How to deal with the domestic market
The rise in international rice prices has little impact on the domestic market. Although China is the world's first rice importer, it imported only 4.96 million tons in 2021, accounting for only about 3.4% of the total output. Moreover, the concentration of rice import sources in China is not high. According to customs statistics, from January to April 2022, China imported 2.26 million tons of rice. The main sources of imports were India (30.9% of the total imports), Pakistan (26.6%), Thailand (13.5%), Myanmar (12.2%) and Vietnam (10.2%). Therefore, even if the rice price in Thailand continues to rise, China's rice importers can also turn more to import from India, Pakistan and other countries.
From the production side, the stability of China's rice market has sufficient material basis and policy guarantee.
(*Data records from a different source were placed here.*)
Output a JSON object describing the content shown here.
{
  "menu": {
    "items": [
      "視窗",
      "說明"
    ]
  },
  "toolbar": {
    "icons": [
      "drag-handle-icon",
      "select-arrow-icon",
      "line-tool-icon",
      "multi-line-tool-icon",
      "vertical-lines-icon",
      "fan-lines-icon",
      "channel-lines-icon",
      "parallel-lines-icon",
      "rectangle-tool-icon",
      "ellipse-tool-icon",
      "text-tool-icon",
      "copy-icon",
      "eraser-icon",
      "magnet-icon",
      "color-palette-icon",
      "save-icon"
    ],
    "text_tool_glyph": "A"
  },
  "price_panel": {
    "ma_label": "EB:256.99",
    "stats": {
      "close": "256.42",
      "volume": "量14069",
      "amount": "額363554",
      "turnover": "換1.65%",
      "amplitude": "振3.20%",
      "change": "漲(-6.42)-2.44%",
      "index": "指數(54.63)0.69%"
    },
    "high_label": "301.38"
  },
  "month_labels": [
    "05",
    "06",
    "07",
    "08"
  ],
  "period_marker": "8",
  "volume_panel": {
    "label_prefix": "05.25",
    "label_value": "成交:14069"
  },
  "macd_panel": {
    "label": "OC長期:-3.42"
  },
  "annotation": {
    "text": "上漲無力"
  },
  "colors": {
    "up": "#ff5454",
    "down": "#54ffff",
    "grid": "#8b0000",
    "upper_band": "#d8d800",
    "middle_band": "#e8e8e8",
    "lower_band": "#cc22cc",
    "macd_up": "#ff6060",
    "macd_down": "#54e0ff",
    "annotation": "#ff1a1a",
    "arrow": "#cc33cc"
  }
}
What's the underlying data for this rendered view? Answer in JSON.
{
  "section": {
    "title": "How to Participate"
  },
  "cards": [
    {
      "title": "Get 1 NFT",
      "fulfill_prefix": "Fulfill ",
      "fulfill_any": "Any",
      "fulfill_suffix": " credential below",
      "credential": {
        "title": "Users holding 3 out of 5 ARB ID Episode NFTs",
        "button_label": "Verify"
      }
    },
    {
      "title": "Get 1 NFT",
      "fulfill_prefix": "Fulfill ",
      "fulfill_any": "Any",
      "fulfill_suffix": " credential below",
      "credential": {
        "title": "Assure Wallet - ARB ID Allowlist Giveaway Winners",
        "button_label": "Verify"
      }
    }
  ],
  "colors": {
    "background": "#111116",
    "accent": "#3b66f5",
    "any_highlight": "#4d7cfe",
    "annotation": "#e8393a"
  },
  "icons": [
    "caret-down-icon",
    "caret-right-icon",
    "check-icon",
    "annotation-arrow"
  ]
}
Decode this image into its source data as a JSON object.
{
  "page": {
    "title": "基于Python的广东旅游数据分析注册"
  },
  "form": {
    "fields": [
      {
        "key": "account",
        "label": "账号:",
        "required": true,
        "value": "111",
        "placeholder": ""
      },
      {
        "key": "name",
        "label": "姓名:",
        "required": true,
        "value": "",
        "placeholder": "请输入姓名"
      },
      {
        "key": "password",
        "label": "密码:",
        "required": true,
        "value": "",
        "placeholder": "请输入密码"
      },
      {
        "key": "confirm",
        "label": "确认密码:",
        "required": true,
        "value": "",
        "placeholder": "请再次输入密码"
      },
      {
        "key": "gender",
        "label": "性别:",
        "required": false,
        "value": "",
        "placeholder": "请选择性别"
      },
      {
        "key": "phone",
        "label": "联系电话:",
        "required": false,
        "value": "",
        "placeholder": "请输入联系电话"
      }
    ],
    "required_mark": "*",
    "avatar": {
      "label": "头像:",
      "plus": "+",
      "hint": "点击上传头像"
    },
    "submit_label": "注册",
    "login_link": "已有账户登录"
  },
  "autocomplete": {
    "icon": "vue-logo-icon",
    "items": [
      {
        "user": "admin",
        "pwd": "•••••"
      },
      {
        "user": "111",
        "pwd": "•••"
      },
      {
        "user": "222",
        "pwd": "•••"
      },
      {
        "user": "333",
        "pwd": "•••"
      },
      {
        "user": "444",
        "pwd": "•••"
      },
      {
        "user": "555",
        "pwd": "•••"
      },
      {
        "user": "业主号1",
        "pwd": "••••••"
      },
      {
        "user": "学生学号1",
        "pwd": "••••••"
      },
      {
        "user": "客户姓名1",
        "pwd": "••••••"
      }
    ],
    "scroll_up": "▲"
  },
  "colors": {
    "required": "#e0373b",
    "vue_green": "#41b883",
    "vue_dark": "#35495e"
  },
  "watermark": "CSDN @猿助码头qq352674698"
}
Since 2011, the output of rice has been maintained at more than 400billion Jin. In recent years, it has achieved a bumper harvest. In 2021, the output reached 425.7 billion jin. The state continues to implement land conservation subsidies for cultivated land and subsidies for the purchase and application of agricultural machinery. Recently, the central government has also granted a one-time subsidy of 20billion yuan to farmers who actually grow grain, easing the cost pressure caused by the rise in the prices of agricultural materials. In order to ensure farmers' income from growing grain, the minimum purchase price of rice will be raised in 2022. The minimum purchase price of early indica rice, medium and late indica rice and Japonica Rice will be 124 yuan, 129 yuan and 131 yuan per 50kg respectively, an increase of 2 yuan, 1 yuan and 1 yuan respectively over the previous year. The state has also launched green, high-quality and efficient actions for key crops, integrated and popularized new technologies, new varieties and new machines and tools, and created a batch of grain demonstration bases for high-quality edible rice and special processing early rice. At the same time, the state has adopted a series of policies to strengthen, benefit and enrich farmers, which has ensured the enthusiasm of grain farmers; In addition to the grain import and export control mechanism, policies such as minimum grain purchase price and policy grain competitive trading have also been implemented. The above-mentioned measures regulate throughput and complement each other, providing an environment for the stability of the rice market and laying a solid foundation.
(Pengchao, the author is the director of the Rural Revitalization research center of the Management Cadre College of the Ministry of agriculture and rural areas)